Where does the word "Name" occur in the material? Copy each line that has it.

*Provided information*
%%
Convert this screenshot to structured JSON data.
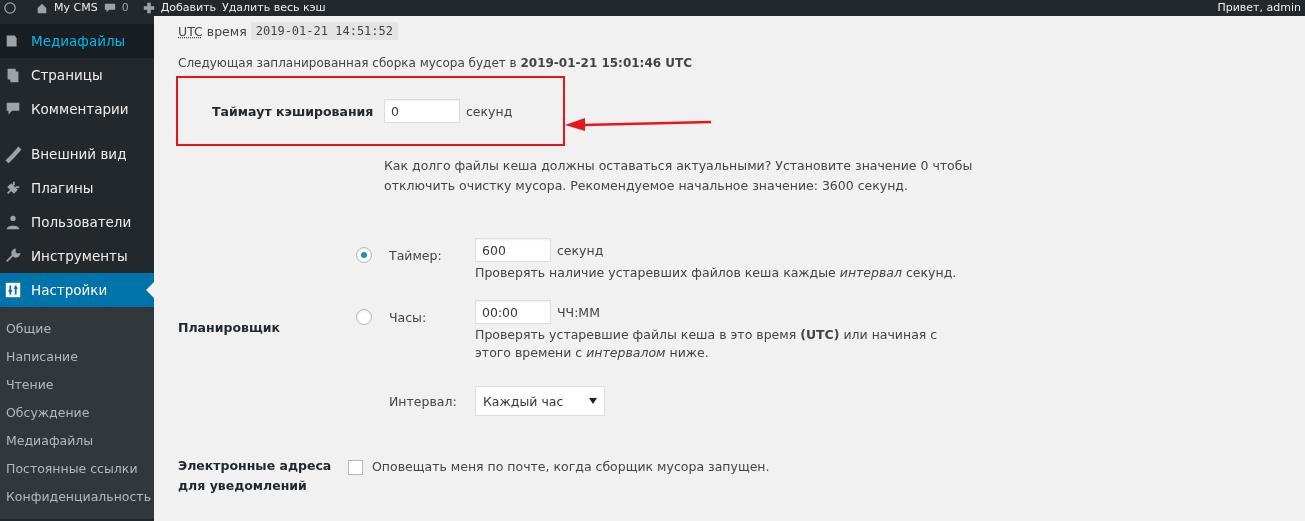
{
  "admin_bar": {
    "site": "My CMS",
    "comments": "0",
    "add": "Добавить",
    "clear_cache": "Удалить весь кэш",
    "greeting": "Привет, admin"
  },
  "sidebar": {
    "items": [
      {
        "label": "Медиафайлы",
        "selected": false,
        "highlighted": true
      },
      {
        "label": "Страницы",
        "selected": false,
        "highlighted": false
      },
      {
        "label": "Комментарии",
        "selected": false,
        "highlighted": false
      },
      {
        "label": "Внешний вид",
        "selected": false,
        "highlighted": false
      },
      {
        "label": "Плагины",
        "selected": false,
        "highlighted": false
      },
      {
        "label": "Пользователи",
        "selected": false,
        "highlighted": false
      },
      {
        "label": "Инструменты",
        "selected": false,
        "highlighted": false
      },
      {
        "label": "Настройки",
        "selected": true,
        "highlighted": false
      }
    ],
    "submenu": [
      "Общие",
      "Написание",
      "Чтение",
      "Обсуждение",
      "Медиафайлы",
      "Постоянные ссылки",
      "Конфиденциальность"
    ]
  },
  "utc": {
    "label": "UTC",
    "suffix": "время",
    "value": "2019-01-21 14:51:52"
  },
  "next_gc": "Следующая запланированная сборка мусора будет в **2019-01-21 15:01:46 UTC**",
  "timeout": {
    "label": "Таймаут кэширования",
    "value": "0",
    "unit": "секунд",
    "highlighted": true,
    "description": "Как долго файлы кеша должны оставаться актуальными? Установите значение 0 чтобы отключить очистку мусора. Рекомендуемое начальное значение: 3600 секунд."
  },
  "scheduler": {
    "label": "Планировщик",
    "options": [
      {
        "label": "Таймер:",
        "value": "600",
        "unit": "секунд",
        "selected": true,
        "description": "Проверять наличие устаревших файлов кеша каждые *интервал* секунд."
      },
      {
        "label": "Часы:",
        "value": "00:00",
        "unit": "ЧЧ:ММ",
        "selected": false,
        "description": "Проверять устаревшие файлы кеша в это время **(UTC)** или начиная с этого времени с *интервалом* ниже."
      }
    ],
    "interval": {
      "label": "Интервал:",
      "value": "Каждый час"
    }
  },
  "notify": {
    "label": "Электронные адреса для уведомлений",
    "option": "Оповещать меня по почте, когда сборщик мусора запущен.",
    "checked": false
  }
}
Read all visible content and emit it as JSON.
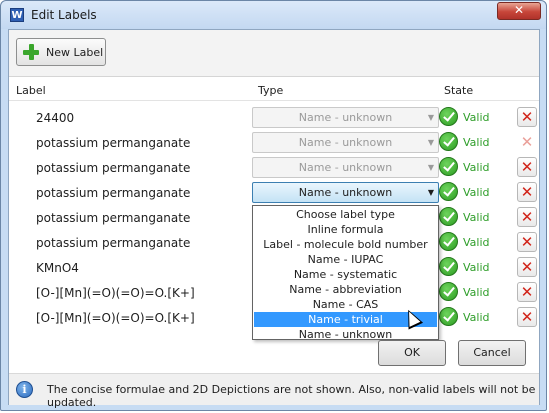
{
  "window": {
    "title": "Edit Labels",
    "app_icon": "W",
    "close": "✕"
  },
  "toolbar": {
    "new_label": "New Label"
  },
  "columns": {
    "label": "Label",
    "type": "Type",
    "state": "State"
  },
  "rows": [
    {
      "label": "24400",
      "type": "Name - unknown",
      "state": "Valid"
    },
    {
      "label": "potassium permanganate",
      "type": "Name - unknown",
      "state": "Valid"
    },
    {
      "label": "potassium permanganate",
      "type": "Name - unknown",
      "state": "Valid"
    },
    {
      "label": "potassium permanganate",
      "type": "Name - unknown",
      "state": "Valid"
    },
    {
      "label": "potassium permanganate",
      "type": "",
      "state": "Valid"
    },
    {
      "label": "potassium permanganate",
      "type": "",
      "state": "Valid"
    },
    {
      "label": "KMnO4",
      "type": "",
      "state": "Valid"
    },
    {
      "label": "[O-][Mn](=O)(=O)=O.[K+]",
      "type": "",
      "state": "Valid"
    },
    {
      "label": "[O-][Mn](=O)(=O)=O.[K+]",
      "type": "",
      "state": "Valid"
    }
  ],
  "dropdown": {
    "options": [
      "Choose label type",
      "Inline formula",
      "Label - molecule bold number",
      "Name - IUPAC",
      "Name - systematic",
      "Name - abbreviation",
      "Name - CAS",
      "Name - trivial",
      "Name - unknown"
    ],
    "highlighted": "Name - trivial"
  },
  "buttons": {
    "ok": "OK",
    "cancel": "Cancel"
  },
  "status": {
    "info": "The concise formulae and 2D Depictions are not shown. Also, non-valid labels will not be updated."
  },
  "colors": {
    "valid": "#2f9e2a",
    "delete": "#d1241a",
    "highlight": "#3399ff"
  }
}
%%
*Output of the exercise*
      "type": "Name - unknown",
      "type": "Name - unknown",
      "type": "Name - unknown",
      "type": "Name - unknown",
      "Name - IUPAC",
      "Name - systematic",
      "Name - abbreviation",
      "Name - CAS",
      "Name - trivial",
      "Name - unknown"
    "highlighted": "Name - trivial"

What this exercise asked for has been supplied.